But now I can take comfort, from remembering the healing my experience brought to others. How my suffering became a source of life to people I love.
I remember how the experience has led me to a deeper, bigger, more intimate and mysterious relationship with the divine, which I would never have known otherwise.
And I feel a sense of joy. From knowing Mum’s death was not in vain.
James Prescott is a writer, author & coach from Sutton, near London. He is the author of ‘Dance Of the Writer: A Beginners Guide To Authentic Writing’, available free on his blog. He shares about identity, calling, & spirituality on his blog JamesPrescott.co.uk & his upcoming podcast ‘James Talks’. James loves movies, writing, and is a big advocate of lip sync battles. You can find him on Twitter & Instagram at @JamesPrescott77 & on Facebook at James Prescott – Writer.

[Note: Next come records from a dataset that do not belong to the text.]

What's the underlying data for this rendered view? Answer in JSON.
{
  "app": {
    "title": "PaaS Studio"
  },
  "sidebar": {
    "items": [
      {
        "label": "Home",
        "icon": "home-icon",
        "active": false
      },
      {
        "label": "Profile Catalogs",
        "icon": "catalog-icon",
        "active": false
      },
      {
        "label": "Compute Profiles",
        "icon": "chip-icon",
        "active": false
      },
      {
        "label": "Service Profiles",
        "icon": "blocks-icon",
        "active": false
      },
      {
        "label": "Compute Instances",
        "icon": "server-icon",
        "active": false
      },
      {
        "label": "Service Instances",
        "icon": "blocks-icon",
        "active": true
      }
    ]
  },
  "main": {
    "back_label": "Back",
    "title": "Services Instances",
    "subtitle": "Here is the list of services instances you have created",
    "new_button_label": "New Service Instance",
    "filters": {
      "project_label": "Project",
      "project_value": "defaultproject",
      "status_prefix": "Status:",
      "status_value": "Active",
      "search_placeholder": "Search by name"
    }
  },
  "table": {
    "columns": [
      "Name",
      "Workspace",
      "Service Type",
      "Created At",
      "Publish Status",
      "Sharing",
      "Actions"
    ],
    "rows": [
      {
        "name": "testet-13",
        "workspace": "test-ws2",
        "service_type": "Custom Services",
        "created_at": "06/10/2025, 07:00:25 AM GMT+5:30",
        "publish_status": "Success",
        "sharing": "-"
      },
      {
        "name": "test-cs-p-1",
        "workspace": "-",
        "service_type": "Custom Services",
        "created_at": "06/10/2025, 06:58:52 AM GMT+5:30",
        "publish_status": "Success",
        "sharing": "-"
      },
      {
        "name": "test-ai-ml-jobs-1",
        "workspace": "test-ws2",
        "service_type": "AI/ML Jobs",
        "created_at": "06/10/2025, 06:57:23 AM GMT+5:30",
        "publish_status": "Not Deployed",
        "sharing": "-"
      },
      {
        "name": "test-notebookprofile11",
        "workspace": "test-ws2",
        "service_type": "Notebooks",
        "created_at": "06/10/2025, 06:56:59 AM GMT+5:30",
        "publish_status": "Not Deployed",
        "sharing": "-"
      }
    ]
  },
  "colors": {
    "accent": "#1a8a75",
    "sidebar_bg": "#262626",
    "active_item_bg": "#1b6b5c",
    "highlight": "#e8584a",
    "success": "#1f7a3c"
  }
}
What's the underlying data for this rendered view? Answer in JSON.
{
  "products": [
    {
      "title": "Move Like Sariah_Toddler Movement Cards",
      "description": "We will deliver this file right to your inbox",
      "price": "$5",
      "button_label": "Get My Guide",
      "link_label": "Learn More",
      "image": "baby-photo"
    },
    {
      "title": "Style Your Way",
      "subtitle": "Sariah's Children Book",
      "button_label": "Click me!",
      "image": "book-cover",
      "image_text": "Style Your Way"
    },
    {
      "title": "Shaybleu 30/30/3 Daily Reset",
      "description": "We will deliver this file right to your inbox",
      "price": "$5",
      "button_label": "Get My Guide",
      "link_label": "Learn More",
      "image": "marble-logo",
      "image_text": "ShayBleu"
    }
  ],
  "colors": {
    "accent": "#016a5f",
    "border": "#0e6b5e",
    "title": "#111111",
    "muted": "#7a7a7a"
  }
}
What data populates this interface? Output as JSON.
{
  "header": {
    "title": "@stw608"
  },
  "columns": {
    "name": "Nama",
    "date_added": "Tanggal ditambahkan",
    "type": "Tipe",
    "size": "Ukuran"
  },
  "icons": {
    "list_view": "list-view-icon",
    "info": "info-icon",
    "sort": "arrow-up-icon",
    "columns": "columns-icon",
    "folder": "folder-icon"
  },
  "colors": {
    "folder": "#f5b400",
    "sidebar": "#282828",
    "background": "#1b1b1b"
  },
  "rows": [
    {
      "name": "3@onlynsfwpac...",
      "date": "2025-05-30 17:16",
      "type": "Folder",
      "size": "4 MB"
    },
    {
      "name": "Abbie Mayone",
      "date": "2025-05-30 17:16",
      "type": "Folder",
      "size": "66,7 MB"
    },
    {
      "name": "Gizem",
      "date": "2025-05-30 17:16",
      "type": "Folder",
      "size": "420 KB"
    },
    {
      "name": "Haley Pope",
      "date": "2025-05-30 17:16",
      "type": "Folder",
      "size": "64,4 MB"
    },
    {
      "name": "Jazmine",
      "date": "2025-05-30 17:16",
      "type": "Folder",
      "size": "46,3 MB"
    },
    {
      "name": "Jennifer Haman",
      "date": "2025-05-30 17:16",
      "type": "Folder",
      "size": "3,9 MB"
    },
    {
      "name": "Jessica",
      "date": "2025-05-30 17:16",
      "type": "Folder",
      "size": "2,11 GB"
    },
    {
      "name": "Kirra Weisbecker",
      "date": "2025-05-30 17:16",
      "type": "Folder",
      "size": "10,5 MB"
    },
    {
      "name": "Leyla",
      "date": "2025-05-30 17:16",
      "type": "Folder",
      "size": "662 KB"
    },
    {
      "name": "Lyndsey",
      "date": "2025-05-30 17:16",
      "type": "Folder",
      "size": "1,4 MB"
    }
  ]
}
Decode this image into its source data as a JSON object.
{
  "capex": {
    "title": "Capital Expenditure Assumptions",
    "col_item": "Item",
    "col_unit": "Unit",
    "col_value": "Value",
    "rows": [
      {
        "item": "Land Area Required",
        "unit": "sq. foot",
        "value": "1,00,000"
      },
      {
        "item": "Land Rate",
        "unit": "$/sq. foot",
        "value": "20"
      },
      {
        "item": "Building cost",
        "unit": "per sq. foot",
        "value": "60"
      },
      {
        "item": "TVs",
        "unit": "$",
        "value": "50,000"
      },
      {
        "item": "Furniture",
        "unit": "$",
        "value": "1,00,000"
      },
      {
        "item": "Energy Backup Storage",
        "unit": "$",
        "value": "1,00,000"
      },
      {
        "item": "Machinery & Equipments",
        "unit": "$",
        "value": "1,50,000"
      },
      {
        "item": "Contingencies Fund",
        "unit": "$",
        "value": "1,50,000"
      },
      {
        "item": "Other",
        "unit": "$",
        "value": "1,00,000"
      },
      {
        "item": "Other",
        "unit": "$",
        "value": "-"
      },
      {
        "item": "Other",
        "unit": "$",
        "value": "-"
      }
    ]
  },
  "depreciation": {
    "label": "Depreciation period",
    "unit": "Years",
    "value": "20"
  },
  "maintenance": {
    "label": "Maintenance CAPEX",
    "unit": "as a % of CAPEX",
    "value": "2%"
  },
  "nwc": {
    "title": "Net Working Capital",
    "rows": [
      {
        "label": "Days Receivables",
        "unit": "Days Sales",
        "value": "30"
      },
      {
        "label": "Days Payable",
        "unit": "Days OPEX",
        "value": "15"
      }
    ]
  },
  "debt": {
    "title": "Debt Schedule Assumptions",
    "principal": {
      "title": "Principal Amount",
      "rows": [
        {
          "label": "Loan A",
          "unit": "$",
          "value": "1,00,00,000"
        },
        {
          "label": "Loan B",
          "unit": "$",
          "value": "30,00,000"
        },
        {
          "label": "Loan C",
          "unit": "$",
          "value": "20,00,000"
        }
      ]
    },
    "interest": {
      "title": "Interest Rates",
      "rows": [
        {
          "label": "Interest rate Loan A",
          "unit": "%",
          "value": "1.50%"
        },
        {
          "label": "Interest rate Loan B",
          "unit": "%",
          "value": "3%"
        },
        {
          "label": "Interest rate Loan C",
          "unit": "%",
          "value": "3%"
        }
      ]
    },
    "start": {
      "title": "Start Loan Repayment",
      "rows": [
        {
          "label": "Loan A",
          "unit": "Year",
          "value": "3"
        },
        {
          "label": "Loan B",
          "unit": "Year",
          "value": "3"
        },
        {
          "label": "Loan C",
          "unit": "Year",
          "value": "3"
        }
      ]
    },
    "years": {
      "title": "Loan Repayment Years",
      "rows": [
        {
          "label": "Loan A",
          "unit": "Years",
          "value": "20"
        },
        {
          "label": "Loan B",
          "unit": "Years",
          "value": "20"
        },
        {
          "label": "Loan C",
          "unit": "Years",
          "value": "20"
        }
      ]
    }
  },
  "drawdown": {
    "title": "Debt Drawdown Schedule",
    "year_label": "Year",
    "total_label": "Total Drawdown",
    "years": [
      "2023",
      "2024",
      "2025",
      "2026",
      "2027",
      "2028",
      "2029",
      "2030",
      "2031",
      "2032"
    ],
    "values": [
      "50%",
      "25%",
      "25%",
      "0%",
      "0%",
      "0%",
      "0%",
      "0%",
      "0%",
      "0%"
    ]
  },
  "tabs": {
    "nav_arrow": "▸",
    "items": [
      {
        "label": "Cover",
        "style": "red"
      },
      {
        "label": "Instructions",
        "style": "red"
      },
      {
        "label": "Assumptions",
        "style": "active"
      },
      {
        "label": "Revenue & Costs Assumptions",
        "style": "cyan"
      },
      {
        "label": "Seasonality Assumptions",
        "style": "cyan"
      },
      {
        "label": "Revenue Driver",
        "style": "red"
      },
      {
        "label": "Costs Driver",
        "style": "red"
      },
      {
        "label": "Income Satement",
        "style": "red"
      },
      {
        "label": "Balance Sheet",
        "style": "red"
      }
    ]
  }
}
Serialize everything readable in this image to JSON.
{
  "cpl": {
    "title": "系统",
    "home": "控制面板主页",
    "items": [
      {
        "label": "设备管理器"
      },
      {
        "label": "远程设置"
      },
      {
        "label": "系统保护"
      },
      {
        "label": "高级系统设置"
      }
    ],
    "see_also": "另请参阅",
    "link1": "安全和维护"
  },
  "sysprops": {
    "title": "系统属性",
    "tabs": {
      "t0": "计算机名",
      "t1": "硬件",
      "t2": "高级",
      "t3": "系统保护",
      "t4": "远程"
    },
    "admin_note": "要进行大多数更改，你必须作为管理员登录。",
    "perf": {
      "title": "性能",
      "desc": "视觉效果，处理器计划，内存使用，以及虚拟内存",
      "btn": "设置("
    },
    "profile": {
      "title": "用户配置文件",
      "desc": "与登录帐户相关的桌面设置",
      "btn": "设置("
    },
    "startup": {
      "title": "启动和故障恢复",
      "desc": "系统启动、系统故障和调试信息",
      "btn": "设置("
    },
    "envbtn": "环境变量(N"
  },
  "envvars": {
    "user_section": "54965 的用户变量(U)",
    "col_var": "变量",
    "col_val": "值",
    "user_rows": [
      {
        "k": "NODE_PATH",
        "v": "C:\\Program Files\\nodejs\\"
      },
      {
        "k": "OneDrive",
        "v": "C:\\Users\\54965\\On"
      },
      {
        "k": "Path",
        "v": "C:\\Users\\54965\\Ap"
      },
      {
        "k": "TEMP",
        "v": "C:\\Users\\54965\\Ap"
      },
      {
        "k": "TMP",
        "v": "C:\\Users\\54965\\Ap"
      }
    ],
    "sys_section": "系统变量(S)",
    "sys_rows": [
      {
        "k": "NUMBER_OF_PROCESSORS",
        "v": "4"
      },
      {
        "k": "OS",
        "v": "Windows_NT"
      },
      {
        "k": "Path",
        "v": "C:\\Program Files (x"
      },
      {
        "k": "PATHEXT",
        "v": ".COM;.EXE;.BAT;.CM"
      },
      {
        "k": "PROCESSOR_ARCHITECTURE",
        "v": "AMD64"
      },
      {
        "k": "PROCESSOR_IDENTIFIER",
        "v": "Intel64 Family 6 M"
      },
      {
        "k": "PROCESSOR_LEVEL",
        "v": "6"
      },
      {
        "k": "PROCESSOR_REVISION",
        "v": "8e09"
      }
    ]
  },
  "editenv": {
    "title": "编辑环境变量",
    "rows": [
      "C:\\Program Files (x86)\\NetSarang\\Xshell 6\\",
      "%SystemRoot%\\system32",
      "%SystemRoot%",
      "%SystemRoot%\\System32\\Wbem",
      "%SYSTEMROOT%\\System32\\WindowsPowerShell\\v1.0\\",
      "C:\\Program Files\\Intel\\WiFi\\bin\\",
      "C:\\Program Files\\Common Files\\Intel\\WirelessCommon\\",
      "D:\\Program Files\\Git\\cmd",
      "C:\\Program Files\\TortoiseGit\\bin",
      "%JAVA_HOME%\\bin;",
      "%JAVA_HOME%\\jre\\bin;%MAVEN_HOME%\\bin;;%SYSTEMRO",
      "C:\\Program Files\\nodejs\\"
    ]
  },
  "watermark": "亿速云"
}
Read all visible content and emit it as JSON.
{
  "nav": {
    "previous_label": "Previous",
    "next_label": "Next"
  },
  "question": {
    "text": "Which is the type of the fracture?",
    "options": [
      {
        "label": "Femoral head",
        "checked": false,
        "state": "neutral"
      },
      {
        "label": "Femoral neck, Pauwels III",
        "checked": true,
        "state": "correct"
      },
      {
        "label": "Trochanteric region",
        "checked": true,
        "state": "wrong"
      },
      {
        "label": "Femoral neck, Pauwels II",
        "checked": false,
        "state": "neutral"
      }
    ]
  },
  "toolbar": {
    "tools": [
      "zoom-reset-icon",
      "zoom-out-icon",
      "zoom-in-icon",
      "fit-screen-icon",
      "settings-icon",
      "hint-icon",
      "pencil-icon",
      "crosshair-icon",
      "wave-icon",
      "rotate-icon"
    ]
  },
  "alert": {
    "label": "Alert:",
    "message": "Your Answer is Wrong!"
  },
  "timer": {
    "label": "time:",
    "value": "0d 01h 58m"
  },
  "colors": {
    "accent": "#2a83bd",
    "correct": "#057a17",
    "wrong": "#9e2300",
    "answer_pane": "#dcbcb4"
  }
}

“I didn’t want her in heaven. I wanted her back.” – @JamesPrescott77 A Grief Unresolved:
“God doesn’t solve every problem. The sick person doesn’t always get healed.” – @JamesPrescott77 A Grief Unresolved:
“I began to find a deeper, more mysterious, bigger, intimate relationship with God.” – @JamesPrescott77 for @tanya_Marlow:
“My suffering became a source of life to people I love.” – @JamesPrescott77 A Grief Unresolved:
Over to you:
Like James’ experience, Paul writes this in the New Testament:
“Praise be to the God and Father of our Lord Jesus Christ, the Father of compassion and the God of all comfort, who comforts us in all our troubles, so that we can comfort those in any trouble with the comfort we ourselves receive from God.” 2 Cor 1:3-4
- When have you been able to relate to this?